Greens argue that the scientific evidence in support of climate change tell us we must take action yet they simultaneously ignore potential solutions — like nuclear power and GE food — despite scientific evidence that they are useful tools. In the first part of a two post series, Breakthrough Senior Fellow Siddartha Shome discusses this perplexing Green paradox. In part two, Sid expounds on the scientific and anti-scientific basis of environmentalism, explaining the role of morality in the effort to mitigate climate change.
To anybody following the debate over nuclear power and GE crops, it soon becomes clear that the Green position on science and technology is rather paradoxical. On one hand, many Greens eagerly invoke science to emphasize the severity of our environmental problems, especially global warming. On the other hand, they are quick to reject scientific-technological fixes for these same environmental problems.
I’m in the techie camp here.
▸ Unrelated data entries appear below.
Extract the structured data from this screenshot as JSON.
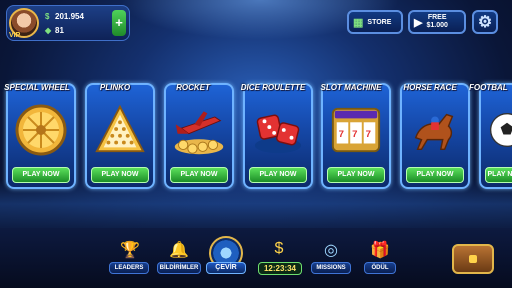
{
  "header": {
    "coins": "201.954",
    "gems": "81",
    "vip": "VIP",
    "plus_label": "+",
    "store_label": "STORE",
    "free_line1": "FREE",
    "free_line2": "$1.000",
    "settings_icon": "gear-icon"
  },
  "games": [
    {
      "title": "SPECIAL WHEEL",
      "play": "PLAY NOW",
      "icon": "wheel-icon"
    },
    {
      "title": "PLINKO",
      "play": "PLAY NOW",
      "icon": "plinko-icon"
    },
    {
      "title": "ROCKET",
      "play": "PLAY NOW",
      "icon": "rocket-icon"
    },
    {
      "title": "DICE ROULETTE",
      "play": "PLAY NOW",
      "icon": "dice-icon"
    },
    {
      "title": "SLOT MACHINE",
      "play": "PLAY NOW",
      "icon": "slot-icon"
    },
    {
      "title": "HORSE RACE",
      "play": "PLAY NOW",
      "icon": "horse-icon"
    },
    {
      "title": "FOOTBAL",
      "play": "PLAY NOW",
      "icon": "football-icon"
    }
  ],
  "bottom": {
    "leaders": "LEADERS",
    "notifications": "BİLDİRİMLER",
    "spin": "ÇEVİR",
    "timer": "12:23:34",
    "missions": "MISSIONS",
    "reward": "ÖDÜL"
  },
  "colors": {
    "accent": "#6fb3ff",
    "play_green": "#1c8e27",
    "gold": "#e2b64a"
  }
}
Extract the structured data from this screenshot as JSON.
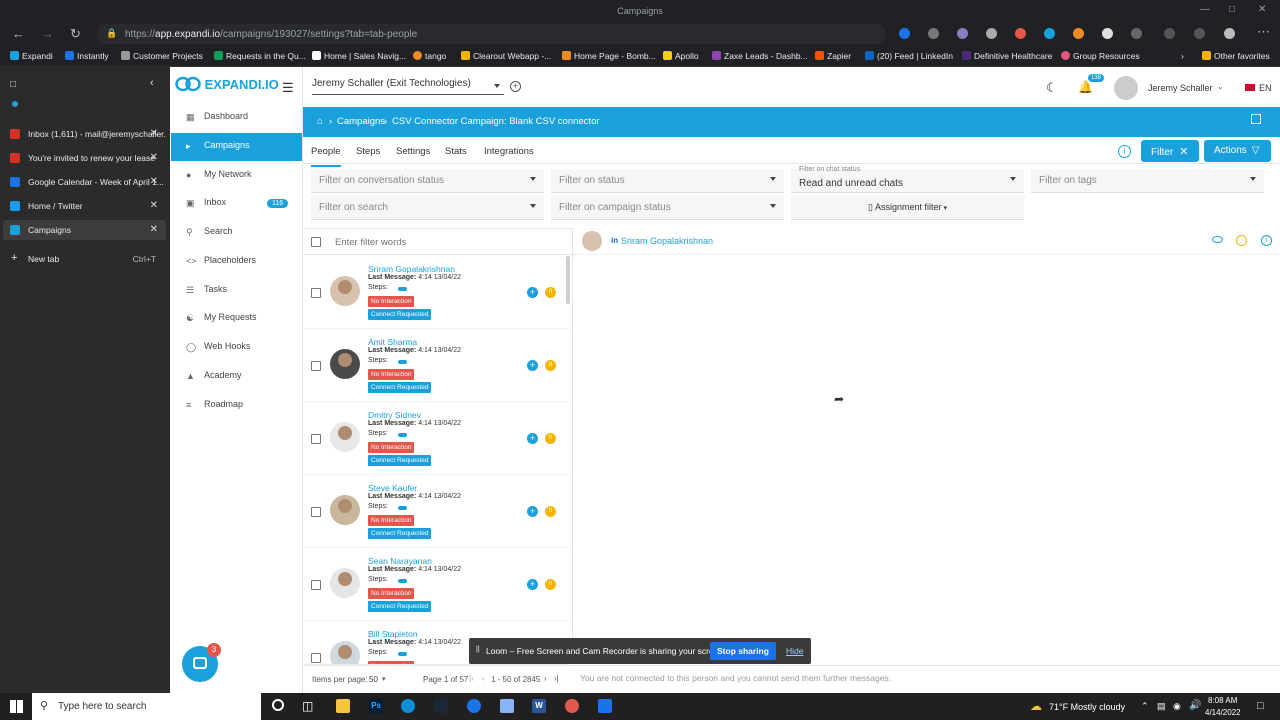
{
  "browser": {
    "window_title": "Campaigns",
    "url_prefix": "https://",
    "url_host": "app.expandi.io",
    "url_path": "/campaigns/193027/settings?tab=tab-people",
    "bookmarks": [
      "Expandi",
      "Instantly",
      "Customer Projects",
      "Requests in the Qu...",
      "Home | Sales Navig...",
      "tango",
      "Clearout Webapp -...",
      "Home Page - Bomb...",
      "Apollo",
      "Zaxe Leads - Dashb...",
      "Zapier",
      "(20) Feed | LinkedIn",
      "Definitive Healthcare",
      "Group Resources"
    ],
    "other_favorites": "Other favorites",
    "tabs": [
      {
        "title": "Inbox (1,611) - mail@jeremyschaller...",
        "color": "#d93025"
      },
      {
        "title": "You're invited to renew your lease",
        "color": "#d93025"
      },
      {
        "title": "Google Calendar - Week of April 1...",
        "color": "#1a73e8"
      },
      {
        "title": "Home / Twitter",
        "color": "#1d9bf0"
      },
      {
        "title": "Campaigns",
        "color": "#1aa1dc"
      }
    ],
    "new_tab": "New tab",
    "new_tab_shortcut": "Ctrl+T"
  },
  "app": {
    "logo": "EXPANDI.IO",
    "nav": [
      {
        "label": "Dashboard",
        "icon": "dashboard-icon"
      },
      {
        "label": "Campaigns",
        "icon": "campaigns-icon"
      },
      {
        "label": "My Network",
        "icon": "network-icon"
      },
      {
        "label": "Inbox",
        "icon": "inbox-icon"
      },
      {
        "label": "Search",
        "icon": "search-icon"
      },
      {
        "label": "Placeholders",
        "icon": "code-icon"
      },
      {
        "label": "Tasks",
        "icon": "tasks-icon"
      },
      {
        "label": "My Requests",
        "icon": "requests-icon"
      },
      {
        "label": "Web Hooks",
        "icon": "webhook-icon"
      },
      {
        "label": "Academy",
        "icon": "academy-icon"
      },
      {
        "label": "Roadmap",
        "icon": "roadmap-icon"
      }
    ],
    "inbox_badge": "116",
    "workspace": "Jeremy Schaller (Exit Technologies)",
    "notif_count": "138",
    "user_name": "Jeremy Schaller",
    "language": "EN",
    "breadcrumb_root": "Campaigns",
    "breadcrumb_current": "CSV Connector Campaign: Blank CSV connector"
  },
  "tabs": [
    "People",
    "Steps",
    "Settings",
    "Stats",
    "Integrations"
  ],
  "filter_button": "Filter",
  "actions_button": "Actions",
  "filters": {
    "conversation": "Filter on conversation status",
    "status": "Filter on status",
    "chat_label": "Filter on chat status",
    "chat_value": "Read and unread chats",
    "tags": "Filter on tags",
    "search": "Filter on search",
    "campaign": "Filter on campaign status",
    "assignment": "Assignment filter"
  },
  "filter_words_placeholder": "Enter filter words",
  "selected_person": "Sriram Gopalakrishnan",
  "people": [
    {
      "name": "Sriram Gopalakrishnan",
      "last": "4:14 13/04/22"
    },
    {
      "name": "Amit Sharma",
      "last": "4:14 13/04/22"
    },
    {
      "name": "Dmitry Sidnev",
      "last": "4:14 13/04/22"
    },
    {
      "name": "Steve Kaufer",
      "last": "4:14 13/04/22"
    },
    {
      "name": "Sean Narayanan",
      "last": "4:14 13/04/22"
    },
    {
      "name": "Bill Stapleton",
      "last": "4:14 13/04/22"
    }
  ],
  "row_labels": {
    "last": "Last Message:",
    "steps": "Steps:",
    "tag1": "No Interaction",
    "tag2": "Connect Requested"
  },
  "footer": {
    "items_label": "Items per page:",
    "items_value": "50",
    "page_info": "Page 1 of 57",
    "range": "1 - 50 of 2845",
    "not_connected": "You are not connected to this person and you cannot send them further messages."
  },
  "loom": {
    "text": "Loom – Free Screen and Cam Recorder is sharing your screen.",
    "stop": "Stop sharing",
    "hide": "Hide"
  },
  "chat_badge": "3",
  "taskbar": {
    "search_placeholder": "Type here to search",
    "weather": "71°F  Mostly cloudy",
    "time": "8:08 AM",
    "date": "4/14/2022"
  }
}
Unless you’s prefer to go back to grubbing for berries and roots while denouncing the world of electricity that used to exist, then it seems clear to me that smarter, better, cleaner technology will be how we solve the problems, along with conservation and learning to do more with less.